A Canadian community has thanked a former postman after he returned a prized WW1 artefact.

Tony Groves, of Effra Road, Wimbledon, found a large quilt embroidered with a whole list of names after his uncle, a WW2 veteran himself, died last year.

Although he had mentioned it shortly before his passing, the family were not sure of the quilt's existence until they discovered it in his home, with the name Shorncliffe Military Hospital embroidered onto it.

The hospital, based in Folkestone, Kent, housed wounded soldiers evacuated from the front line during WW1.

Soldiers went there and convalesced before their long boat trip back to Canada.

In the summer of 1915, in Georgetown, Canada, its Women's Institute decided to create something which could keep up the recovering soldier's spirits in hospital.

The quilt was 'signed' in embroidery by 355 people, who each paid 10 cents for the privilege, and when completed, it was sent to the hospital, not to be seen again until last year. Ted Brown, a journalist for the Independent Free Press in Georgetown, said the community are indebted to Mr Groves.

He said: "My brother-in-law, a member of Esquesing Historical Society, told me they had received an old quilt from the United Kingdom that was dated 1915, created by members of the Georgetown Women's Institute.

I think the people of Georgetown owe Tony Groves a huge thank you. He has returned a piece of history home to its roots, and in doing so, reminded us once again of that eternally important phrase- ‘Lest We Forget’"

A retired Mr Groves, said: "After I found the quilt I started doing a bit of research and found out all about the hospital. I still don't know how or why my uncle had it, but when I found it I thought it best it was returned to the community where it belongs.

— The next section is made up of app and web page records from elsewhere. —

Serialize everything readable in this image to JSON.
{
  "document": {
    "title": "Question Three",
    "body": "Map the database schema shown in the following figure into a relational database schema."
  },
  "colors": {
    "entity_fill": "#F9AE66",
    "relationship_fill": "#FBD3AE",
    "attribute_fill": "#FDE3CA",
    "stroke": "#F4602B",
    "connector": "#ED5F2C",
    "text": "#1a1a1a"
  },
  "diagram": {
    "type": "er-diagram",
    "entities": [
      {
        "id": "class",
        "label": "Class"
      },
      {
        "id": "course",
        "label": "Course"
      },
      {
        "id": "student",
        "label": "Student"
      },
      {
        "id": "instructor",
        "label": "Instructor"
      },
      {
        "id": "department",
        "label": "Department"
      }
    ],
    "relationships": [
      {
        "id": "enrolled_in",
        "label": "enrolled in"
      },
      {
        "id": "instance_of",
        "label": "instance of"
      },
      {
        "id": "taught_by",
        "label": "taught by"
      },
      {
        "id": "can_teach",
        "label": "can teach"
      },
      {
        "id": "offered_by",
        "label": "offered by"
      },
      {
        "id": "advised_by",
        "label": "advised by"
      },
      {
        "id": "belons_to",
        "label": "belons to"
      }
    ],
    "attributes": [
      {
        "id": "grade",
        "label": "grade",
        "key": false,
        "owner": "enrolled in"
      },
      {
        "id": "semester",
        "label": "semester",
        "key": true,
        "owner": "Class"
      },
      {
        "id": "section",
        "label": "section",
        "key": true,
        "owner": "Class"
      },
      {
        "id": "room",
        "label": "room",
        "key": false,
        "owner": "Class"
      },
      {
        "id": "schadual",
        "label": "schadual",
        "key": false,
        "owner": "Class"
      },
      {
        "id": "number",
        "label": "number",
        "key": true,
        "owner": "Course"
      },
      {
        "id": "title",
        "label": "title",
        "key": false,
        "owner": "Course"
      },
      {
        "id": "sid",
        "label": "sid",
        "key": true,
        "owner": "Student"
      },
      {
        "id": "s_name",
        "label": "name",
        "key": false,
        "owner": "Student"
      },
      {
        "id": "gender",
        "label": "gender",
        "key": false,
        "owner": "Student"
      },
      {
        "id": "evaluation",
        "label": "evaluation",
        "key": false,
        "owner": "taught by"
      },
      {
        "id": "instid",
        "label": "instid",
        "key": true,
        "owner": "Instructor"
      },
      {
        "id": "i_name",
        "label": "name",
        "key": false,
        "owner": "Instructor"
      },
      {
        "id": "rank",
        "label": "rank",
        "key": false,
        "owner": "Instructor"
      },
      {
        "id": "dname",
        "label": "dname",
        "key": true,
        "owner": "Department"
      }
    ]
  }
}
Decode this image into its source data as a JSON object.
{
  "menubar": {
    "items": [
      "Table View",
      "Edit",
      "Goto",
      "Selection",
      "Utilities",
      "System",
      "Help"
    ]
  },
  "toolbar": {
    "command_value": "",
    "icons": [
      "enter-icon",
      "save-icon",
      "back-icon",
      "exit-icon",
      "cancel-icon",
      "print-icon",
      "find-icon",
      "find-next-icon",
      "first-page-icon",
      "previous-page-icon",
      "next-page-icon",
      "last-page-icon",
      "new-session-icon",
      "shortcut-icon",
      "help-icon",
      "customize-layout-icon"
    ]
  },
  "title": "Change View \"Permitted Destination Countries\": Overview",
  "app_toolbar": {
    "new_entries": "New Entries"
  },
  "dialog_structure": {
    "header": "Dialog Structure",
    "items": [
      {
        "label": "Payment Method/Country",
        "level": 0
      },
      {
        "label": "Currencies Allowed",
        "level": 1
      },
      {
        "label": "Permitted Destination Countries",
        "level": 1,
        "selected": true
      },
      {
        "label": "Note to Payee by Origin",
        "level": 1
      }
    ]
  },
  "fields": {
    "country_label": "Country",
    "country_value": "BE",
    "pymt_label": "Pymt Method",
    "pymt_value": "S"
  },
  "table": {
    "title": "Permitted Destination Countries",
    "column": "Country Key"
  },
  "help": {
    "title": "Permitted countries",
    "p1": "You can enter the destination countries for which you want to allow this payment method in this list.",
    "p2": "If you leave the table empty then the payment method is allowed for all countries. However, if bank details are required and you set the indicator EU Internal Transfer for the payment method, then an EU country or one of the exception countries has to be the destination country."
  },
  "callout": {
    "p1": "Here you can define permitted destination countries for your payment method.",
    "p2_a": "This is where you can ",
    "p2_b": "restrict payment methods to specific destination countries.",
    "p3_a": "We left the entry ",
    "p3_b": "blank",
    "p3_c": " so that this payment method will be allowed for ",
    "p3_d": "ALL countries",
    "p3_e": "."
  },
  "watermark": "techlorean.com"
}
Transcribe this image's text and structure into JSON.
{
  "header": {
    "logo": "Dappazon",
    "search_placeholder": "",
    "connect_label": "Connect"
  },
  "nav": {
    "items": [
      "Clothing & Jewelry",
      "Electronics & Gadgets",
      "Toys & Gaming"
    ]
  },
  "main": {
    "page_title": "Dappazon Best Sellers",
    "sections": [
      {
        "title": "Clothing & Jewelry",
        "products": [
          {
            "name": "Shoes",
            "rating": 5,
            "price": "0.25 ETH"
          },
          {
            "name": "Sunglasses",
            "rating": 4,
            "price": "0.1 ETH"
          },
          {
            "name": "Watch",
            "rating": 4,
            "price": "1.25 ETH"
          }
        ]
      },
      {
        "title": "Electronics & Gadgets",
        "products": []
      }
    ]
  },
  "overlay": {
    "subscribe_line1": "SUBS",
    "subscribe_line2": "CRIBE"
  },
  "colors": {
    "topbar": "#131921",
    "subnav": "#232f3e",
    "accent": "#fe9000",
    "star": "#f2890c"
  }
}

"I'm just glad it got there ok. As a former postman I know things can get damaged in transit, and something so unique could not be lost, so I'm pleased they can now put it on display as a reminder."